The causative agent is thought to be an ultramicroscopic virus transmitted during coitus, which after an incubation period of one week causes a transient, painless ulcerative lesion on the genitals. Two weeks later there is edema of the lymph nodes draining the initial lesion, associated with hyperplasia of the lymphoid tissues, fibrosis and abscess formation. These secondary manifestations vary with the sex of the patient and the location of the primary lesion. Martin and Bacon2 in their detailed report of this condition stated:
There exists a dense network of lymphatics in the external genitalia and anorectal region of both the male and
WARTHEN HJ. OPERATIVE TREATMENT FOR BENIGN RECTAL STRICTURE (LYMPHOGRANULOMA VENEREUM): PRELIMINARY REPORT. Arch Surg. 1939;38(4):617–624. doi:10.1001/archsurg.1939.01200100020002
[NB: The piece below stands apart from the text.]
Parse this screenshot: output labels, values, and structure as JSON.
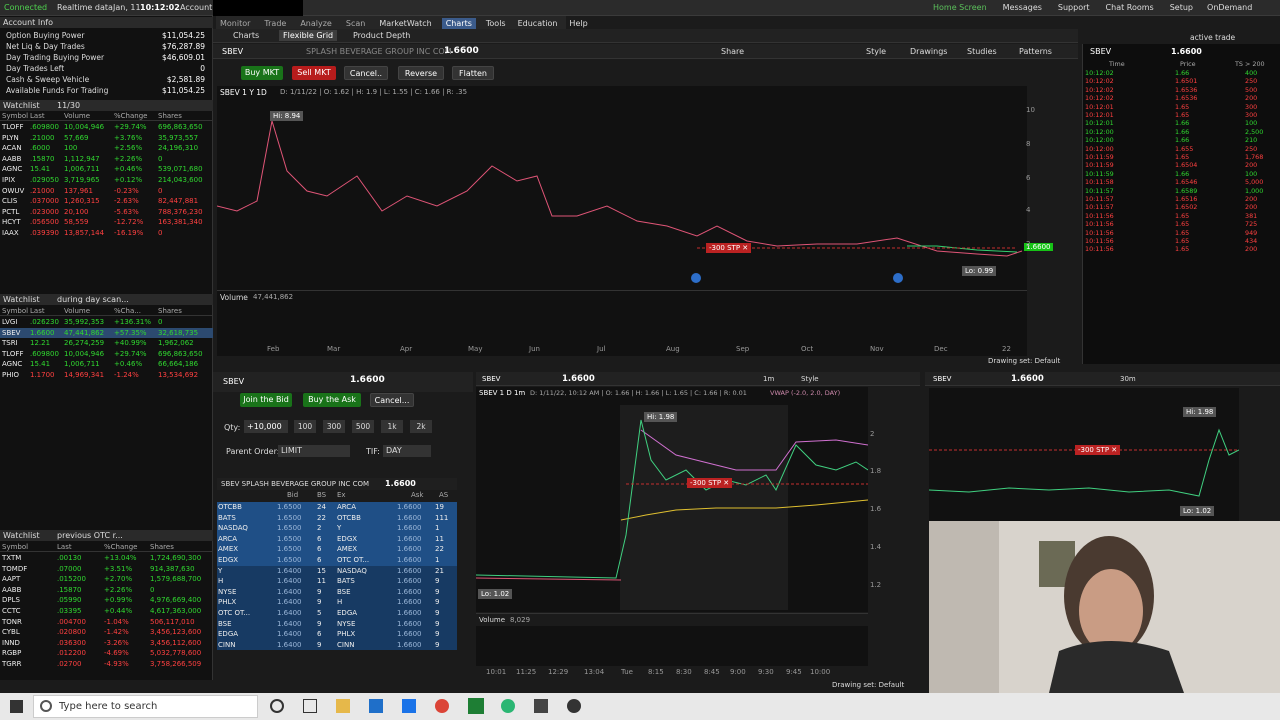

Customize your JAMA Network experience by selecting one or more topics from the list below.
Create a personal account or sign in to: